Donald Trump and US history

The puzzle of Donald Trump is parallel to the puzzle of the United States.
An Israeli psychiatrist, interviewed on a prime time discussion program presented an analysis of the United States which--to her--explained the ascendance and behavior of Donald Trump as an archetype of the American experience.
The themes she noted in American history were a me-first obsession with material possession plus a inclination to violence that showed itself in actions toward Native Americans and slavery, and a celebration of heroic risk in order to realize one's goals.
The psychiatrist emphasized  that the violence she sees as marking the United States is significantly beyond its incidence in other democracies. She spoke about crime, but could also have mentioned football, which stands as a national sport more overtly violent than anything popular elsewhere. 
Trump's recent attacks on Black athletes who protest silently the status of their community raise the specter of super patriotism, and come closer to putting the Darkies in their place than even Richard Nixon's slogan of crime in the streets.
Is it fair to focus on the parallels between Trump's behavior and the less attractive aspects of American history? Should an Israeli-American lose one or both of his citizenships for detailing this on the Internet?
There are friends and relatives who have demanded that I surrender my American passport for writing as I do. Alas, it ain't so easy, administratively to give up an American citizenship. And the First Amendment says that I don't have to do it.
The US has some outstanding virtues as well as blemishes. It protects free expression beyond what other democracies provide, with few exceptions (since the McCarthy era) for the sake of national defense.
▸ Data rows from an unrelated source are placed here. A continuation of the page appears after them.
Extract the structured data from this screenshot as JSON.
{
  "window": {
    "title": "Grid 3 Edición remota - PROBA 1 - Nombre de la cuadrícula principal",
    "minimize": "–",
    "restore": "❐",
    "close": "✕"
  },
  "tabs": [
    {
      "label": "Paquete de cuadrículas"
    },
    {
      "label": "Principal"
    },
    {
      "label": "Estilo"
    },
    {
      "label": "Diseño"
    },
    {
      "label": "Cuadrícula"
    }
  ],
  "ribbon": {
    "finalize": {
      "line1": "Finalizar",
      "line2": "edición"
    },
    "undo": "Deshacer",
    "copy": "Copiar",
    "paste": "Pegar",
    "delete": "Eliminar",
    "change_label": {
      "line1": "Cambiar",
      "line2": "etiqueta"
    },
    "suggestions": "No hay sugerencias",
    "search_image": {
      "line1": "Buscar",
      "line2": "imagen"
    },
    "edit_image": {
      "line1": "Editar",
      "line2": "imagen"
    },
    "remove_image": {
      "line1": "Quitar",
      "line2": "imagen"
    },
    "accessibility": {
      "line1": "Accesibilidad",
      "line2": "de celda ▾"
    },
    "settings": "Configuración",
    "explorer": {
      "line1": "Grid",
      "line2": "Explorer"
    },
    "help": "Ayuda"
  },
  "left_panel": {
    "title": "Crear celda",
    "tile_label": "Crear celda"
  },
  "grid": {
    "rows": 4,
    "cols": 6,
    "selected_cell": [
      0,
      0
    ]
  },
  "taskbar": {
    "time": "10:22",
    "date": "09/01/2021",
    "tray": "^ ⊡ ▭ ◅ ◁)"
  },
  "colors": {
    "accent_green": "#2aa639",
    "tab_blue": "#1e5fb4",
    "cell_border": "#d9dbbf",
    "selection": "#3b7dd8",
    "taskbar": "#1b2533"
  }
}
There are, to be sure, low-lifes who populate elite and expensive campuses, and prevent expressions that counter what they currently support. Flabby campus administrators provide freedom of expression for those who disturb but not for those who express unpopular views, like support for Israel.,Sadly, there is seldom a government authority willing to silence the riff raff so that someone can express opinions unpopular with them.
The data is clear. The US scores off the charts of western democracies (in the undesirable direction) on measures of violence, incarceration, life expectancy and other indicators of health. Those living in their coddled bubbles, and do not believe that the US is--to a large extent--a Third World country, need only Google country comparisons to shake their confidence.
The communities of the well-to-do, nicely insured, and protected by the local police live the best lives obtainable. They also pay the lowest taxes, overall, as a percentage of resources, of any western democracy. Beneath them, however, are the explanations for the "kneeling" protests of Black athletes, and the election of Donald Trump by the White working class. 
Sizable gaps between the life styles of the rich and poor also characterize other countries of the Third World. 
So a credible explanation for Donald's political success is that he represents much that is widespread in American culture. He was an unpleasant man to do business with, who showed no restraint in exploiting his opportunities, with a record of overlooking the damage to investors and clients by corporate bankruptcies and the undelivered promises of Trump University. 
The man is not stupid. He tapped the association between his personality and what's deep in the US to overcome competitors within the Republican Party and then Hillary. She got more votes, but he got them where they counted.
Trump's performance as President is showing his limits. The big issue of Obamacare's reform/repeal can't get enough support from his own party to take advantage of its majorities in Congress. The stock market is up, but not significantly more than in most recent years. 
We'll see what a couple of destructive hurricanes do to his ridicule of environmental change. 
We can chuckle at the news that White House advisers, including son-in-law Jared, have been using private e-mail for official business. 
Surveys showed that Trump's assertions about its criminality helped his election campaign.
Like the country he reflects, Donald Trump has his attractions. For Israelis, most prominent is a reasonable posture toward the Israel-Palestine conflict. Instead of what came from the Muslim admirer and Palestinian champion Barack Obama, Trump asserted early on that an agreement would depend entirely on the Israelis and Palestinians. Since then, he seems to have backed off from what has long been an insoluble problem. The ideal of a Palestinian state has not be prominent, if it has appeared at all, in prepared speeches, off the cuff remarks, and his infamous Tweets.
Trump supporters insist that his blustery style, threats and insults are no more than the bargaining style he used well in business. In their view, his threat to destroy North Korea is nothing more than a tactic to bring its representatives to the bargaining table.
Maybe. Outsiders never can be sure about presidential intentions or those of the North Korean, who is even more different than Trump from the conventional image of a wise and well balanced national leader.. There's news about quiet contacts between Americans and North Koreans, but later news that Trump has tweeted that his Secretary of State is wasting his time talking with the North Koreans.
What adds to Trump's unpredictability is that he is the first President who reached office with no previous governmental experience. So far, he has provided ample signs that he doesn't know how the game is played.
We can only hope that Kim Jung-un perceives things like the people Trump dealt with in American business, and doesn't go beyond what would be a challenging counter tactic.
And if you are comfortable with that, you might be interested in a bridge I'd like to sell.
Comments welcome

Ira Sharkansky (Emeritus)
Department of Political Science
Hebrew University of Jerusalem 
[email protected]